Under Prince Mohammed, Saudi Arabia's strict social rules are relaxed, an attempt in part to make the kingdom more attractive to foreign investors. Starting in June, women will be able to drive. And at the end of this month, the country's first commercial cinema will open in 35 years, courtesy of
AMC Entertainment Holdings
Executives expect a box office of approximately $ 1 billion within five years, potentially turning the country into a new treasure trove of money found for Hollywood.
Questions remain about the market economy, including the amount of money from ticket sales that will flow back into studios or what censorship requirements Saudi officials will require.
The country is looking to build its entertainment industry in other ways. Its sovereign wealth fund is moving to buy a stake in Endeavor LLC, a company that includes the world's largest talent agency, Saudi officials said.
Until recently, the Saudi film industry only existed underground. Religious conservatives vociferously opposed attempts to lift the ban on theaters in the country, and aspiring filmmakers could expect to show their films in theaters abroad or in strange private screenings within the kingdom.
"Many companies are coming to this market, it's a big market, people are thirsty for entertainment," he said.

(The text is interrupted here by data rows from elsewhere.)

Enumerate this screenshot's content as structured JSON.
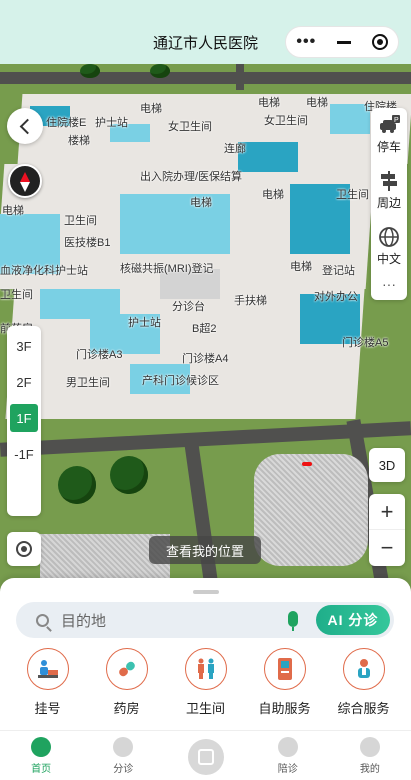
{
  "header": {
    "title": "通辽市人民医院",
    "more_icon": "more-dots-icon",
    "minimize_icon": "minimize-icon",
    "close_icon": "target-icon"
  },
  "map": {
    "labels": [
      {
        "id": "dianti1",
        "text": "电梯"
      },
      {
        "id": "zhuyuanlou",
        "text": "住院楼E"
      },
      {
        "id": "hushizhan1",
        "text": "护士站"
      },
      {
        "id": "louti1",
        "text": "楼梯"
      },
      {
        "id": "weishengjian_f",
        "text": "女卫生间"
      },
      {
        "id": "lianlang",
        "text": "连廊"
      },
      {
        "id": "dianti2",
        "text": "电梯"
      },
      {
        "id": "dianti3",
        "text": "电梯"
      },
      {
        "id": "zhuyuanlou2",
        "text": "住院楼"
      },
      {
        "id": "weishengjian_f2",
        "text": "女卫生间"
      },
      {
        "id": "ruyuan",
        "text": "出入院办理/医保结算"
      },
      {
        "id": "dianti4",
        "text": "电梯"
      },
      {
        "id": "dianti5",
        "text": "电梯"
      },
      {
        "id": "weishengjian2",
        "text": "卫生间"
      },
      {
        "id": "dianti6",
        "text": "电梯"
      },
      {
        "id": "weishengjian3",
        "text": "卫生间"
      },
      {
        "id": "yijilou",
        "text": "医技楼B1"
      },
      {
        "id": "xueye",
        "text": "血液净化科护士站"
      },
      {
        "id": "hecigongzhen",
        "text": "核磁共振(MRI)登记"
      },
      {
        "id": "dianti7",
        "text": "电梯"
      },
      {
        "id": "dengjizhan",
        "text": "登记站"
      },
      {
        "id": "weishengjian4",
        "text": "卫生间"
      },
      {
        "id": "fenzhentai",
        "text": "分诊台"
      },
      {
        "id": "shoufuti",
        "text": "手扶梯"
      },
      {
        "id": "duiwai",
        "text": "对外办公"
      },
      {
        "id": "hushizhan2",
        "text": "护士站"
      },
      {
        "id": "b_chao",
        "text": "B超2"
      },
      {
        "id": "menzhenlou_a5",
        "text": "门诊楼A5"
      },
      {
        "id": "menzhenlou_a3",
        "text": "门诊楼A3"
      },
      {
        "id": "menzhenlou_a4",
        "text": "门诊楼A4"
      },
      {
        "id": "weishengjian_m",
        "text": "男卫生间"
      },
      {
        "id": "chanke",
        "text": "产科门诊候诊区"
      },
      {
        "id": "yaoban",
        "text": "前药房"
      }
    ],
    "right_panel": [
      {
        "id": "parking",
        "label": "停车",
        "icon": "car-parking-icon"
      },
      {
        "id": "nearby",
        "label": "周边",
        "icon": "signpost-icon"
      },
      {
        "id": "language",
        "label": "中文",
        "icon": "globe-icon"
      }
    ],
    "more_label": "···",
    "floors": [
      "3F",
      "2F",
      "1F",
      "-1F"
    ],
    "active_floor": "1F",
    "view_3d_label": "3D",
    "zoom_in": "+",
    "zoom_out": "−",
    "my_location_label": "查看我的位置"
  },
  "search": {
    "placeholder": "目的地",
    "ai_label": "AI 分诊"
  },
  "services": [
    {
      "id": "register",
      "label": "挂号",
      "icon": "register-icon"
    },
    {
      "id": "pharmacy",
      "label": "药房",
      "icon": "pill-icon"
    },
    {
      "id": "restroom",
      "label": "卫生间",
      "icon": "restroom-icon"
    },
    {
      "id": "self_service",
      "label": "自助服务",
      "icon": "kiosk-icon"
    },
    {
      "id": "general_service",
      "label": "综合服务",
      "icon": "service-staff-icon"
    }
  ],
  "tabbar": [
    {
      "id": "home",
      "label": "首页",
      "active": true
    },
    {
      "id": "triage",
      "label": "分诊",
      "active": false
    },
    {
      "id": "center",
      "label": "",
      "active": false
    },
    {
      "id": "escort",
      "label": "陪诊",
      "active": false
    },
    {
      "id": "mine",
      "label": "我的",
      "active": false
    }
  ],
  "colors": {
    "accent": "#1fa35f",
    "header_bg": "#d6f2ea",
    "ai_button": "#2bbf93",
    "service_ring": "#e06b4a"
  }
}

the organizer of a film festival in the kingdom. "But for Saudi artists who make their own films, it will be difficult, competition will not be fair or easy."